**WHAT IS REQUIRED**
This task calls for copying every line in the data below that contains the word "name".

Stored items
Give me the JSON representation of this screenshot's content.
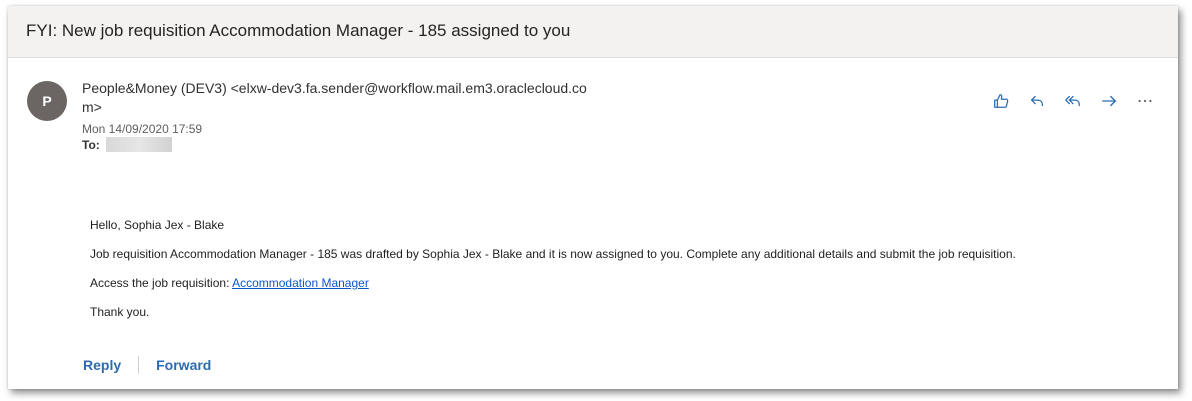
{
  "email": {
    "subject": "FYI: New job requisition Accommodation Manager - 185 assigned to you",
    "avatar_initial": "P",
    "sender_line1": "People&Money (DEV3) <elxw-dev3.fa.sender@workflow.mail.em3.oraclecloud.co",
    "sender_line2": "m>",
    "date": "Mon 14/09/2020 17:59",
    "to_label": "To:",
    "body": {
      "greeting": "Hello, Sophia Jex - Blake",
      "paragraph": "Job requisition Accommodation Manager - 185 was drafted by Sophia Jex - Blake and it is now assigned to you. Complete any additional details and submit the job requisition.",
      "access_prefix": "Access the job requisition: ",
      "access_link": "Accommodation Manager",
      "thanks": "Thank you."
    }
  },
  "actions": {
    "icons": [
      "like-icon",
      "reply-icon",
      "reply-all-icon",
      "forward-icon",
      "more-icon"
    ],
    "accent_color": "#2b6cb0"
  },
  "footer": {
    "reply_label": "Reply",
    "forward_label": "Forward"
  }
}
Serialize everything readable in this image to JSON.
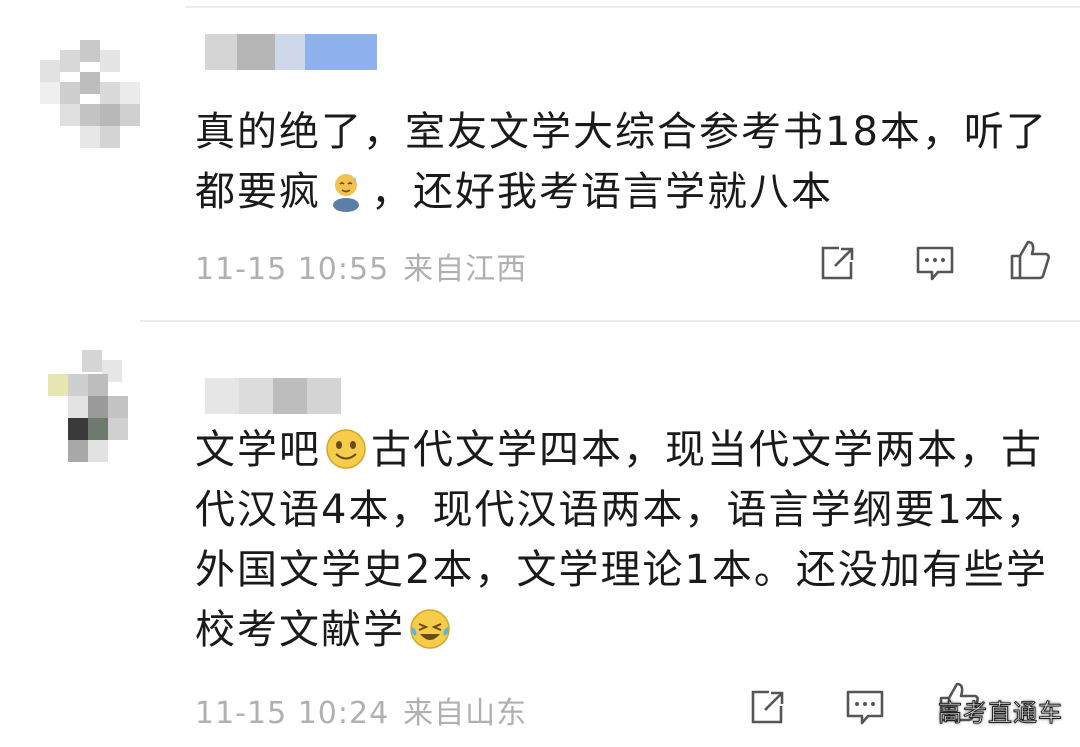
{
  "comments": [
    {
      "content": [
        {
          "type": "text",
          "value": "真的绝了，室友文学大综合参考书18本，听了都要疯"
        },
        {
          "type": "emoji",
          "name": "sweating-emoji"
        },
        {
          "type": "text",
          "value": "，还好我考语言学就八本"
        }
      ],
      "date": "11-15 10:55",
      "location": "来自江西"
    },
    {
      "content": [
        {
          "type": "text",
          "value": "文学吧"
        },
        {
          "type": "emoji",
          "name": "smile-emoji"
        },
        {
          "type": "text",
          "value": "古代文学四本，现当代文学两本，古代汉语4本，现代汉语两本，语言学纲要1本，外国文学史2本，文学理论1本。还没加有些学校考文献学"
        },
        {
          "type": "emoji",
          "name": "laughing-crying-emoji"
        }
      ],
      "date": "11-15 10:24",
      "location": "来自山东"
    }
  ],
  "icons": {
    "share": "share-icon",
    "reply": "comment-icon",
    "like": "thumbs-up-icon"
  },
  "colors": {
    "text": "#1a1a1a",
    "meta": "#b0b0b0",
    "icon": "#555555",
    "divider": "#ececec"
  },
  "watermark": "高考直通车"
}
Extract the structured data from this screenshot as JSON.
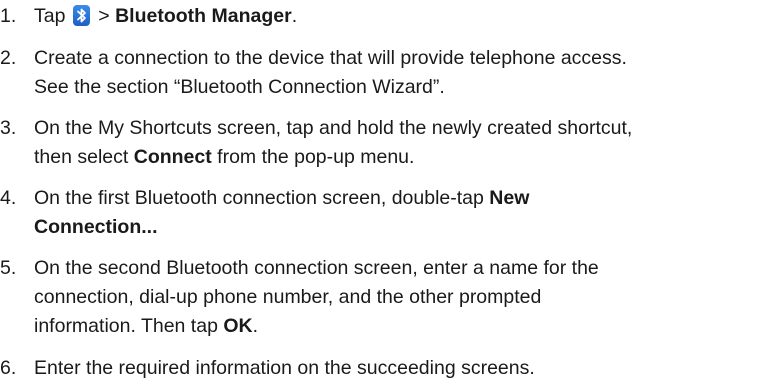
{
  "icons": {
    "bluetooth": "bluetooth-icon"
  },
  "steps": [
    {
      "number": "1.",
      "lines": [
        {
          "a": "Tap ",
          "b": " > ",
          "c": "Bluetooth Manager",
          "d": "."
        }
      ]
    },
    {
      "number": "2.",
      "lines": [
        "Create a connection to the device that will provide telephone access.",
        "See the section “Bluetooth Connection Wizard”."
      ]
    },
    {
      "number": "3.",
      "lines": [
        "On the My Shortcuts screen, tap and hold the newly created shortcut,",
        {
          "a": "then select ",
          "b": "Connect",
          "c": " from the pop-up menu."
        }
      ]
    },
    {
      "number": "4.",
      "lines": [
        {
          "a": "On the first Bluetooth connection screen, double-tap ",
          "b": "New"
        },
        {
          "b": "Connection..."
        }
      ]
    },
    {
      "number": "5.",
      "lines": [
        "On the second Bluetooth connection screen, enter a name for the",
        "connection, dial-up phone number, and the other prompted",
        {
          "a": "information. Then tap  ",
          "b": "OK",
          "c": "."
        }
      ]
    },
    {
      "number": "6.",
      "lines": [
        "Enter the required information on the succeeding screens."
      ]
    }
  ]
}
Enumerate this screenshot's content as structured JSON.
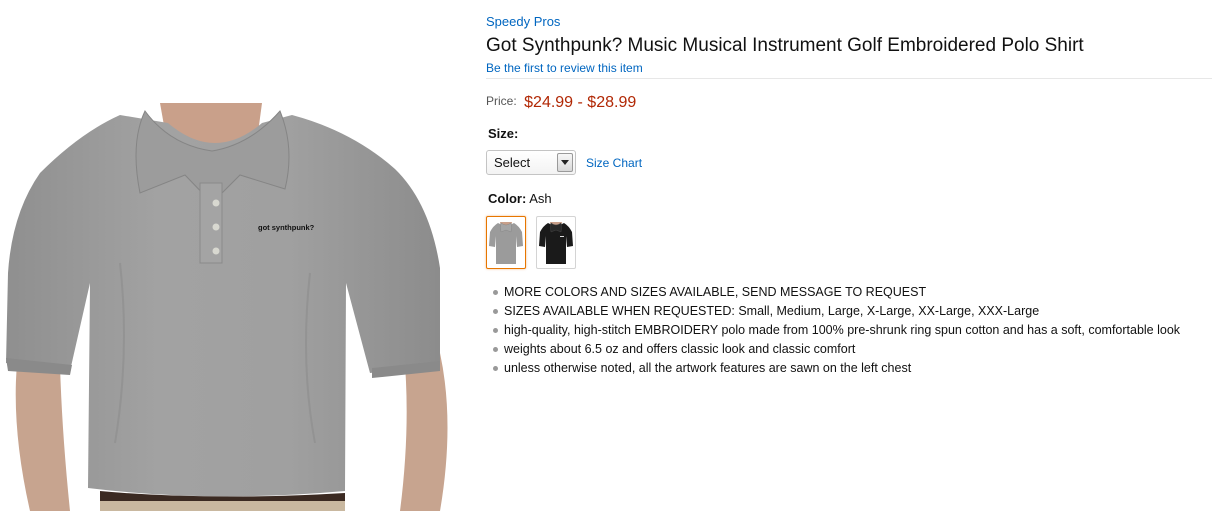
{
  "product": {
    "brand": "Speedy Pros",
    "title": "Got Synthpunk? Music Musical Instrument Golf Embroidered Polo Shirt",
    "review_link": "Be the first to review this item",
    "embroidery_text": "got synthpunk?"
  },
  "price": {
    "label": "Price:",
    "value": "$24.99 - $28.99",
    "color": "#b12704"
  },
  "size": {
    "label": "Size:",
    "selected": "Select",
    "chart_link": "Size Chart"
  },
  "color": {
    "label": "Color:",
    "selected": "Ash",
    "swatches": [
      {
        "name": "Ash",
        "hex": "#9b9b9b",
        "selected": true
      },
      {
        "name": "Black",
        "hex": "#1a1a1a",
        "selected": false
      }
    ]
  },
  "features": [
    "MORE COLORS AND SIZES AVAILABLE, SEND MESSAGE TO REQUEST",
    "SIZES AVAILABLE WHEN REQUESTED: Small, Medium, Large, X-Large, XX-Large, XXX-Large",
    "high-quality, high-stitch EMBROIDERY polo made from 100% pre-shrunk ring spun cotton and has a soft, comfortable look",
    "weights about 6.5 oz and offers classic look and classic comfort",
    "unless otherwise noted, all the artwork features are sawn on the left chest"
  ],
  "theme": {
    "link_color": "#0066c0",
    "selected_border": "#e77600",
    "shirt_color": "#9b9b9b"
  }
}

**RESULT**
          "name": "sweating-emoji"
          "name": "smile-emoji"
          "name": "laughing-crying-emoji"
        "On the second Bluetooth connection screen, enter a name for the",
        "name": "Ash",
        "name": "Black",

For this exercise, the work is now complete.